How do I Become an ISO Auditor?
Anyone can be an ISO auditor.
Internal audits are conducted by employees who have been trained how to audit and they conduct audits within the company on behalf of the company. Contact your ISO representative and ask about opportunities for auditing.
Professional auditors work for the certification bodies. There are no mandatory qualifications to become an auditor but certification bodies are required to demonstrate that their auditors are competent. This is actually a very difficult task and a variety of techniques and records have been established by certification bodies to achieve it – to varying degrees of success. Further, just because a certification body has a lot of records in place, it doesn’t actually mean the auditor is any good. In practice, registrars insist or at least prefer that the people they hire (either as contractors or full time) are “registered” auditors. The two main auditor registration organizations are RABQSA based in Australia and America, and IRCA based in the UK. They both offer similar schemes – not surprisingly as they are governed by ISO standards.

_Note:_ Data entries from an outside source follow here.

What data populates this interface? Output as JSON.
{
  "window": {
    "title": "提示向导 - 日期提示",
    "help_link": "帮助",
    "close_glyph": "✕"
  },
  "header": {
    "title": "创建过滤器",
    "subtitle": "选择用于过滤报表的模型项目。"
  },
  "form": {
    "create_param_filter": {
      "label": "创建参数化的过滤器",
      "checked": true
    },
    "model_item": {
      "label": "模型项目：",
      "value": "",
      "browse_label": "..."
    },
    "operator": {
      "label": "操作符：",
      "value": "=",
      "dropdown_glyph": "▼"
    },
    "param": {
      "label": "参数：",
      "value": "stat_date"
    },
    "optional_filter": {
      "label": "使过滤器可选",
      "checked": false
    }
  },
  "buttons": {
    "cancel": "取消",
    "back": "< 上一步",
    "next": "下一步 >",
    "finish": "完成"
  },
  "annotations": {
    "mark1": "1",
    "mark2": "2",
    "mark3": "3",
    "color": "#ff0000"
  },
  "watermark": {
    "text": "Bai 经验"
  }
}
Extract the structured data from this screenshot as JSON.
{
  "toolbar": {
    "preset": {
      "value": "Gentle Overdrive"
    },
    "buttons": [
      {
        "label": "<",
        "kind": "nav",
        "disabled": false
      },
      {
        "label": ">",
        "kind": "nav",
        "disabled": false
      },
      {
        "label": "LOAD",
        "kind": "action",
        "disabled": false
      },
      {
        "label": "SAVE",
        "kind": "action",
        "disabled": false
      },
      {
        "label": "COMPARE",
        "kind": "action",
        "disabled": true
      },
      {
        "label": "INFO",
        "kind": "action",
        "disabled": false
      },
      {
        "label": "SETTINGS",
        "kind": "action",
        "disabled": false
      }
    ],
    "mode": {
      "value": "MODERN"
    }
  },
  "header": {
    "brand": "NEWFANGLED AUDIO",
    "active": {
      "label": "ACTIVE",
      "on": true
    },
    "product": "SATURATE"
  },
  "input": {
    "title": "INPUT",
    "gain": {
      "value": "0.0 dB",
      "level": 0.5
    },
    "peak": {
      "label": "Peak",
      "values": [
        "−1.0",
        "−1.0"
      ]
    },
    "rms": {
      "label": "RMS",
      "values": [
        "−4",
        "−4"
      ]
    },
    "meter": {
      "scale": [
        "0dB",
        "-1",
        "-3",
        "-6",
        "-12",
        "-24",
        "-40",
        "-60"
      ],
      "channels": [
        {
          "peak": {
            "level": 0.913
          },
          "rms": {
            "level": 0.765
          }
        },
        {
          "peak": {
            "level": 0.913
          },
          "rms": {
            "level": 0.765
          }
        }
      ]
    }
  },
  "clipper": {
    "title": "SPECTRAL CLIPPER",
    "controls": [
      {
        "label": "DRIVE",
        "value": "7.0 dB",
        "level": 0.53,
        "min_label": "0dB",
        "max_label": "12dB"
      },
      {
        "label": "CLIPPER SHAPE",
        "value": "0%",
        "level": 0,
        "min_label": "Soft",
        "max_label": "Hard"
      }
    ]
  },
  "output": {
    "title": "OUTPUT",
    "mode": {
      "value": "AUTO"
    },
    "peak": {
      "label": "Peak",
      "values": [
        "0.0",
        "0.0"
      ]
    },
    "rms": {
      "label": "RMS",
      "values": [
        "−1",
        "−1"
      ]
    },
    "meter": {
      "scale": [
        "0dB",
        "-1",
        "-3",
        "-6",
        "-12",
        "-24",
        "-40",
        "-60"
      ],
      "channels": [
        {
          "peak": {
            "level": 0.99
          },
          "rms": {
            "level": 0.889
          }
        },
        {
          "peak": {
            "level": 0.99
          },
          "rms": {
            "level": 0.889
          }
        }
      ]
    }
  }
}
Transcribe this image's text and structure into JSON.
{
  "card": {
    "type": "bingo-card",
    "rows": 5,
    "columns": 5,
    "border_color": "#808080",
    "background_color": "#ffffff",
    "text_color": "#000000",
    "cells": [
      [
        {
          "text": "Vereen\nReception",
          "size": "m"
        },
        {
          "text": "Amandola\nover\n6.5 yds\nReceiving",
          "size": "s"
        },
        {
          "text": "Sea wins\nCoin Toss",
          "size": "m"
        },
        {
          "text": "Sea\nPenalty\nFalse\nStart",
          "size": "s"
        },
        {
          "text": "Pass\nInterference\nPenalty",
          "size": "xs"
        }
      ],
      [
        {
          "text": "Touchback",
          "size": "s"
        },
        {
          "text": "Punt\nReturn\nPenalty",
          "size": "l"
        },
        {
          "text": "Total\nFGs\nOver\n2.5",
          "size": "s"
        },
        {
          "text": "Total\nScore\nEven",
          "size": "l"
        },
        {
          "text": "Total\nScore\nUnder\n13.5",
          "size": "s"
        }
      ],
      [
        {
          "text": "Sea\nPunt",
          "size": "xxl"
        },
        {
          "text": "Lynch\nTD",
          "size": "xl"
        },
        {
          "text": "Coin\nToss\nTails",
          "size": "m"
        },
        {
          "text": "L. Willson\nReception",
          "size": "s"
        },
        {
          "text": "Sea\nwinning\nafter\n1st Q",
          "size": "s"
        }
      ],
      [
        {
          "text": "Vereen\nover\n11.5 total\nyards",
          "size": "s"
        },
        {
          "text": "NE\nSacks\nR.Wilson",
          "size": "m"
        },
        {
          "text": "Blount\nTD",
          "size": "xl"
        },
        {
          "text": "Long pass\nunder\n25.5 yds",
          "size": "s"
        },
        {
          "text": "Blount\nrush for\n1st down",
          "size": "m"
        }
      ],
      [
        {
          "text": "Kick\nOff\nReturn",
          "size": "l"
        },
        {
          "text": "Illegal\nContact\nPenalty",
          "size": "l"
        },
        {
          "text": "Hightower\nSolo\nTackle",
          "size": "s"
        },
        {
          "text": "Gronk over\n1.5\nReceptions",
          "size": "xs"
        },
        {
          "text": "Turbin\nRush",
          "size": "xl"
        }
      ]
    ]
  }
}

RABQSA additionally offers a competency scheme that requires a comprehensive witnessed audit by an experienced skills examiner – although “who examines the examiner?” is a great question.
The other scheme more widely offered (and more popular) is a qualification scheme that requires you to pass a 5 day lead auditor class (with a 2 hour exam), demonstrate with a CV or resume that you have work experience of about 4 years, that you have more specific work experience of about 2 years (e.g. in quality or environmental sectors that you want to audit in) and then participate in audits to demonstrate audit experience.
Getting this audit experience is difficult for some. Some internal audits and supplier audits can count. Consulting audits can count too. If you don’t have access to this, then often a certification body will allow you to participate in audits but there is usually some payback associated with that. Some less than professional certification bodies will actually charge you to be part of a team that they are charging the client for.
You maintain a log of the audits that you have participated in and get the auditee or team leader to sign off on your logs. These, along with other evidence is submitted to the registration organization for review – and issue of your formal status as a registered auditor.
Once you have achieved lead auditor there is no guarantee that a certification body will contract with you or employ you. The work can be grueling, is not particularly well respected and not always well paid. You can use your qualification to set up as a consultant – but because many of us have had less than professional experiences of so-called professional auditors, the status doesn’t always mean much.
Most people who complete the lead auditor training course stop there claiming to be “ISO lead auditors” on their resume and most employers understand that and the value it brings.